_DATA RECORDS:_
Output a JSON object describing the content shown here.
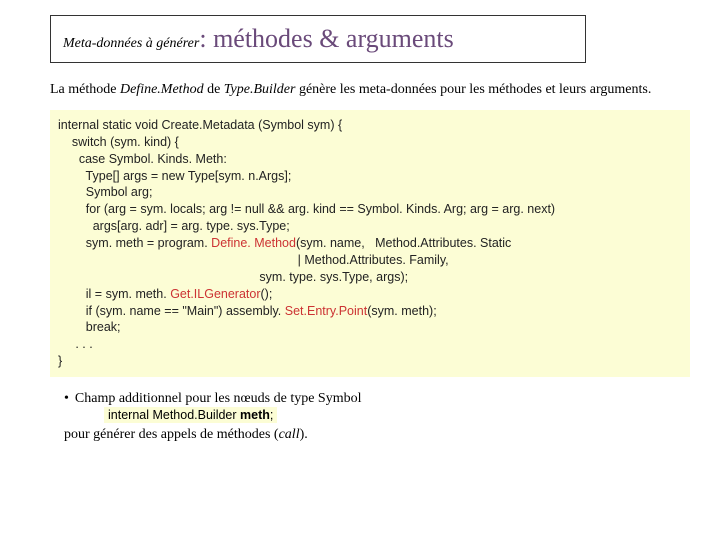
{
  "title": {
    "prefix": "Meta-données à générer",
    "sep": ": ",
    "main": "méthodes & arguments"
  },
  "intro": {
    "t1": "La méthode ",
    "m1": "Define.Method",
    "t2": " de ",
    "m2": "Type.Builder",
    "t3": " génère les meta-données pour les méthodes et leurs arguments."
  },
  "code": {
    "l1": "internal static void Create.Metadata (Symbol sym) {",
    "l2": "    switch (sym. kind) {",
    "l3": "      case Symbol. Kinds. Meth:",
    "l4": "        Type[] args = new Type[sym. n.Args];",
    "l5": "        Symbol arg;",
    "l6": "        for (arg = sym. locals; arg != null && arg. kind == Symbol. Kinds. Arg; arg = arg. next)",
    "l7": "          args[arg. adr] = arg. type. sys.Type;",
    "l8a": "        sym. meth = program. ",
    "l8b": "Define. Method",
    "l8c": "(sym. name,   Method.Attributes. Static",
    "l9": "                                                                     | Method.Attributes. Family,",
    "l10": "                                                          sym. type. sys.Type, args);",
    "l11a": "        il = sym. meth. ",
    "l11b": "Get.ILGenerator",
    "l11c": "();",
    "l12a": "        if (sym. name == \"Main\") assembly. ",
    "l12b": "Set.Entry.Point",
    "l12c": "(sym. meth);",
    "l13": "        break;",
    "l14": "     . . .",
    "l15": "}"
  },
  "bullet": {
    "text": "Champ additionnel pour les nœuds de type Symbol",
    "inline_a": "internal Method.Builder ",
    "inline_b": "meth",
    "inline_c": ";",
    "after_a": "pour générer des appels de méthodes (",
    "after_b": "call",
    "after_c": ")."
  }
}
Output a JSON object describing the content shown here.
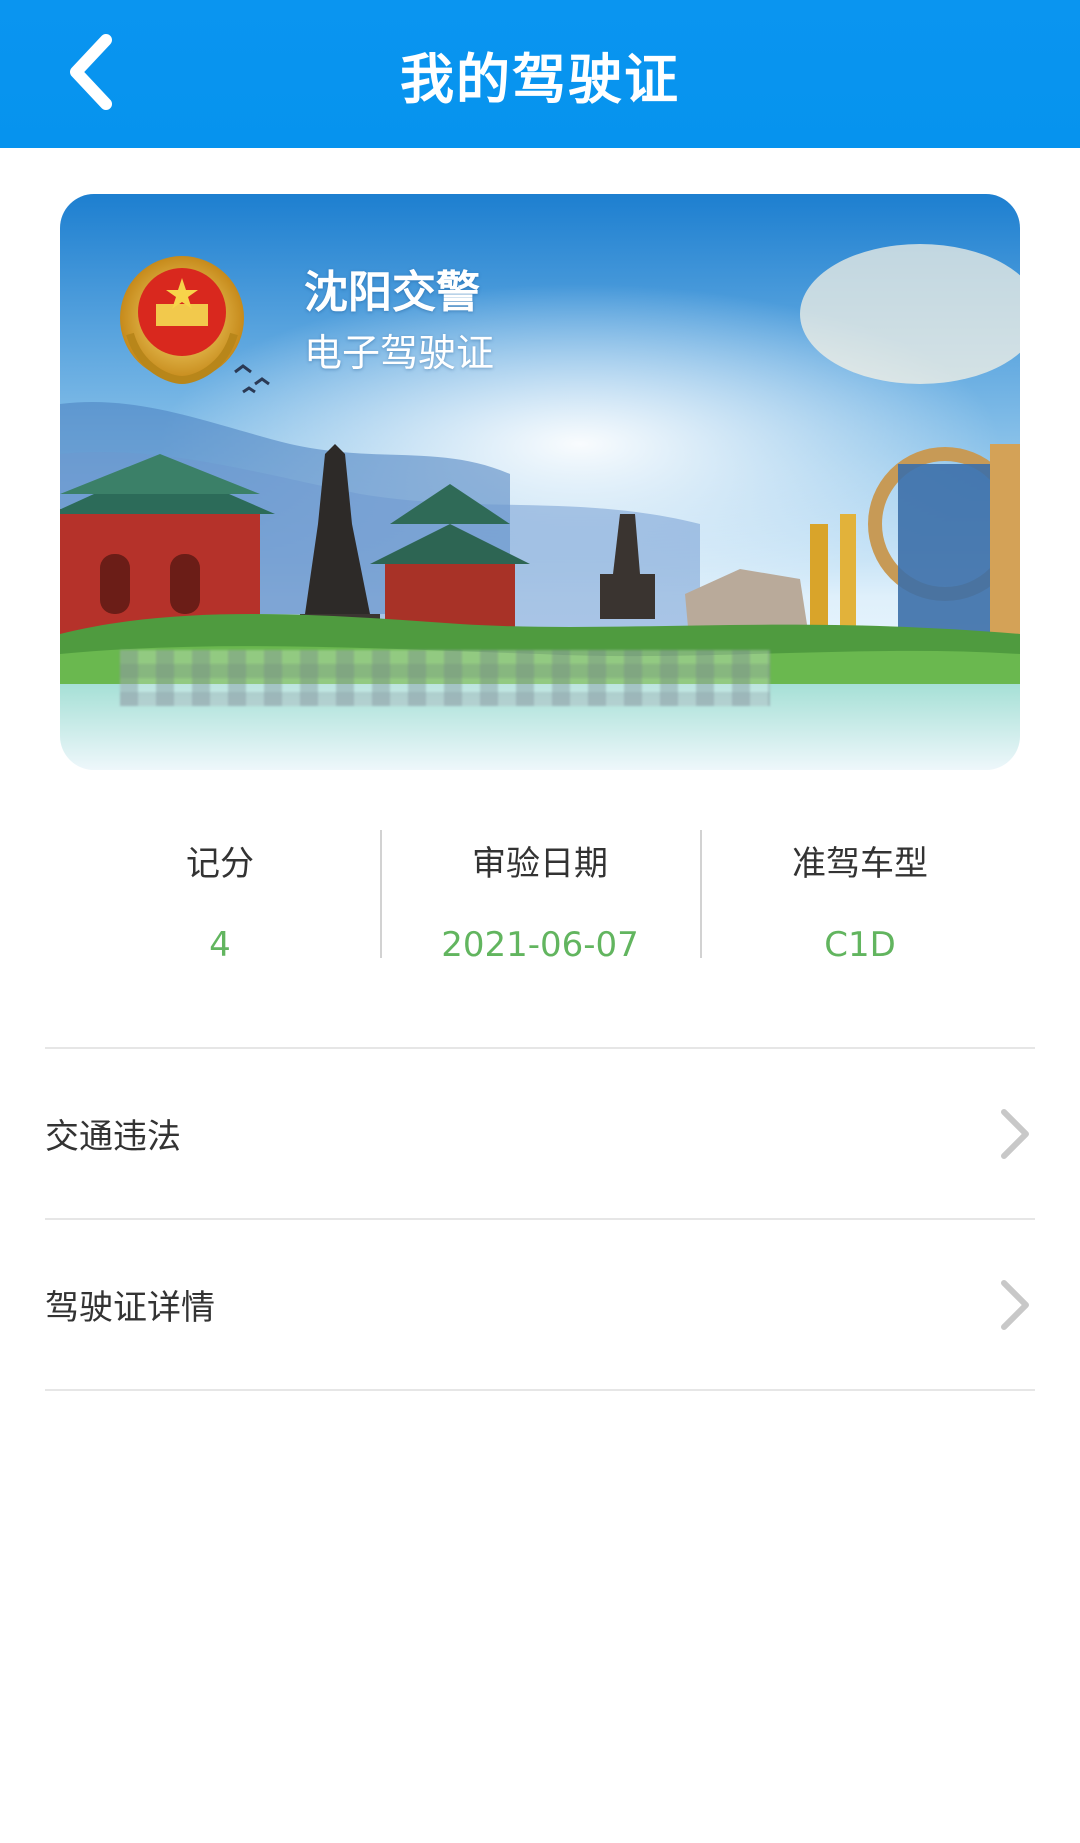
{
  "header": {
    "title": "我的驾驶证",
    "back_icon": "chevron-left-icon"
  },
  "card": {
    "title": "沈阳交警",
    "subtitle": "电子驾驶证",
    "emblem_icon": "police-emblem-icon"
  },
  "stats": [
    {
      "label": "记分",
      "value": "4"
    },
    {
      "label": "审验日期",
      "value": "2021-06-07"
    },
    {
      "label": "准驾车型",
      "value": "C1D"
    }
  ],
  "menu": [
    {
      "label": "交通违法",
      "icon": "chevron-right-icon"
    },
    {
      "label": "驾驶证详情",
      "icon": "chevron-right-icon"
    }
  ],
  "colors": {
    "header_bg": "#0693ee",
    "value_green": "#62b55f",
    "text_dark": "#333333",
    "divider": "#e6e6e6"
  }
}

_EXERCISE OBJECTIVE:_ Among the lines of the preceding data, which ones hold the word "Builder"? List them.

_WRITTEN REPLY:_
    "m2": "Type.Builder",
    "inline_a": "internal Method.Builder ",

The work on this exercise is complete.